For children, for justice, for freedom
As an elected official, Barbara Jordan accomplished many firsts. She was the first African American to serve in the Texas Senate since Reconstruction (1966-72), the first African American woman elected to the U.S. Congress from the South (1972-78), and the first to deliver the keynote address at a national party convention (the Democratic Convention in 1976; she spoke at the convention again in 1992). Her riveting appearance in the Watergate hearings in 1974 helped revitalize many Americans' belief in the strength of the U.S. Constitution.
Teaching at University of Texas
After leaving the Congress, she taught at the Lyndon B. Johnson School of Public Affairs at The University of Texas at Austin (1979-96). During this time, she also served as ethics counsel to Governor Ann Richards. "Ethical behavior means being honest, telling the truth, and doing what you said you were going to do," she said. She was awarded the Presidential Medal of Freedom, the nation's highest award to a civilian, by President Bill Clinton in 1994.
Ms. Jordan died January 17, 1996, a month short of her 60th birthday. She was buried at the Texas State Cemetery in Austin, the first African American woman to be interred there.
Learn More About Her Life
Ms. Jordan was born in Houston February 21, 1936. Several books chronicle her life and accomplishments.
> Barbara Jordan: African American Politician, by Joseph D. McNair (for youth ages 9-12)
> Barbara Jordan: American Hero by Mary Beth Rogers
> Barbara Jordan: Breaking the Barriers by Ann Fears Crawford
> Barbara Jordan: Getting Things Done by James Mendelsohn
> Barbara Jordan: Speaking the Truth with Eloquent Thunder, speeches assembled by Max Sherman

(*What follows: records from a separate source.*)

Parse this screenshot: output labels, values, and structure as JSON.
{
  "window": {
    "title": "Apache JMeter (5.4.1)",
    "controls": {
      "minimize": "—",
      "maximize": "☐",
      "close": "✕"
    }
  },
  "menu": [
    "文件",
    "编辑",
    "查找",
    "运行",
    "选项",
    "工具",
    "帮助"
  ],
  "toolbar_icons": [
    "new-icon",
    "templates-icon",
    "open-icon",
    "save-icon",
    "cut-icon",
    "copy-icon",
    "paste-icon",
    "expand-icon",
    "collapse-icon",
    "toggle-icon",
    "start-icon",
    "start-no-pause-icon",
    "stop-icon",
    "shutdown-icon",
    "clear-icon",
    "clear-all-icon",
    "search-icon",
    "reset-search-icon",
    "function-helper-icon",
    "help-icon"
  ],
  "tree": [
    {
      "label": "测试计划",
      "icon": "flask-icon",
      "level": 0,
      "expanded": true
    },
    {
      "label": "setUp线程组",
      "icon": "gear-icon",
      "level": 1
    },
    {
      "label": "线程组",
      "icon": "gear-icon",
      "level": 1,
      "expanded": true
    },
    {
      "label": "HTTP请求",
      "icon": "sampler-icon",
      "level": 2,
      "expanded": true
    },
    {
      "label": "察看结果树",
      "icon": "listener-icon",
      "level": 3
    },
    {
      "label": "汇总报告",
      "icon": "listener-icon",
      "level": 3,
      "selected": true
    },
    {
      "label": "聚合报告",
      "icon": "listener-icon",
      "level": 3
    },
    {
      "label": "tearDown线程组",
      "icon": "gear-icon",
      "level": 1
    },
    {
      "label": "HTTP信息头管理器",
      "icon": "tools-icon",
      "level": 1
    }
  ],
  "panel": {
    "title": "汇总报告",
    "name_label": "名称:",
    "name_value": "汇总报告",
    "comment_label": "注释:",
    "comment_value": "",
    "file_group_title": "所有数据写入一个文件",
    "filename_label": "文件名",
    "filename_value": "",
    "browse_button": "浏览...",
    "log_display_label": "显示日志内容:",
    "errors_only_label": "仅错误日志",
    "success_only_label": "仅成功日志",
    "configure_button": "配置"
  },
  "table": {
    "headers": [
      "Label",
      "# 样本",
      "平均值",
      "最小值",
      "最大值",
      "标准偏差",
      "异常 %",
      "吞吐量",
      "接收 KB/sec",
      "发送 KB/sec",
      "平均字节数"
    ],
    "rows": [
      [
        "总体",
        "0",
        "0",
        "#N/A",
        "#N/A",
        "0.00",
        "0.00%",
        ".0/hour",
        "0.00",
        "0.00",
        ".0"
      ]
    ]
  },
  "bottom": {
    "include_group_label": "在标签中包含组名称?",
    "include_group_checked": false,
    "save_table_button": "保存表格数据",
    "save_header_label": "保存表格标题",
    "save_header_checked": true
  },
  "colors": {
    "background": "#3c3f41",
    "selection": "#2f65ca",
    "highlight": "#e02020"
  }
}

> Private Woman in Public Spaces: Barbara Jordan's Speeches on Ethics, Public Religion, and Law, assembled by Barbara Ann Holmes